#### Provided records
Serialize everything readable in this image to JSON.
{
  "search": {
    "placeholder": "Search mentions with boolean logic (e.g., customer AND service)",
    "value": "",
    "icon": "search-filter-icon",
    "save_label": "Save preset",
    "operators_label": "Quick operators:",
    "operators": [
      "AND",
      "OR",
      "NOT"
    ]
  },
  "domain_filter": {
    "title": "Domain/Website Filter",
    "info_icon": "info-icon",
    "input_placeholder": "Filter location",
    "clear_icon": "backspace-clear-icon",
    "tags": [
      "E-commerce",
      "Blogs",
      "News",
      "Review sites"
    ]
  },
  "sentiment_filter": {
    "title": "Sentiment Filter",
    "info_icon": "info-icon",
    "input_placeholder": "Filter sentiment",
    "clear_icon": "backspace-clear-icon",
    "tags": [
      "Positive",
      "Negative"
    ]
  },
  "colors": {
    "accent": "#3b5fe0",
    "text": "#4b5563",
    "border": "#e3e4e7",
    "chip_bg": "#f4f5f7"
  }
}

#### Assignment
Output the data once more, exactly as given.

#### Exercise response
Serialize everything readable in this image to JSON.
{
  "search": {
    "placeholder": "Search mentions with boolean logic (e.g., customer AND service)",
    "value": "",
    "icon": "search-filter-icon",
    "save_label": "Save preset",
    "operators_label": "Quick operators:",
    "operators": [
      "AND",
      "OR",
      "NOT"
    ]
  },
  "domain_filter": {
    "title": "Domain/Website Filter",
    "info_icon": "info-icon",
    "input_placeholder": "Filter location",
    "clear_icon": "backspace-clear-icon",
    "tags": [
      "E-commerce",
      "Blogs",
      "News",
      "Review sites"
    ]
  },
  "sentiment_filter": {
    "title": "Sentiment Filter",
    "info_icon": "info-icon",
    "input_placeholder": "Filter sentiment",
    "clear_icon": "backspace-clear-icon",
    "tags": [
      "Positive",
      "Negative"
    ]
  },
  "colors": {
    "accent": "#3b5fe0",
    "text": "#4b5563",
    "border": "#e3e4e7",
    "chip_bg": "#f4f5f7"
  }
}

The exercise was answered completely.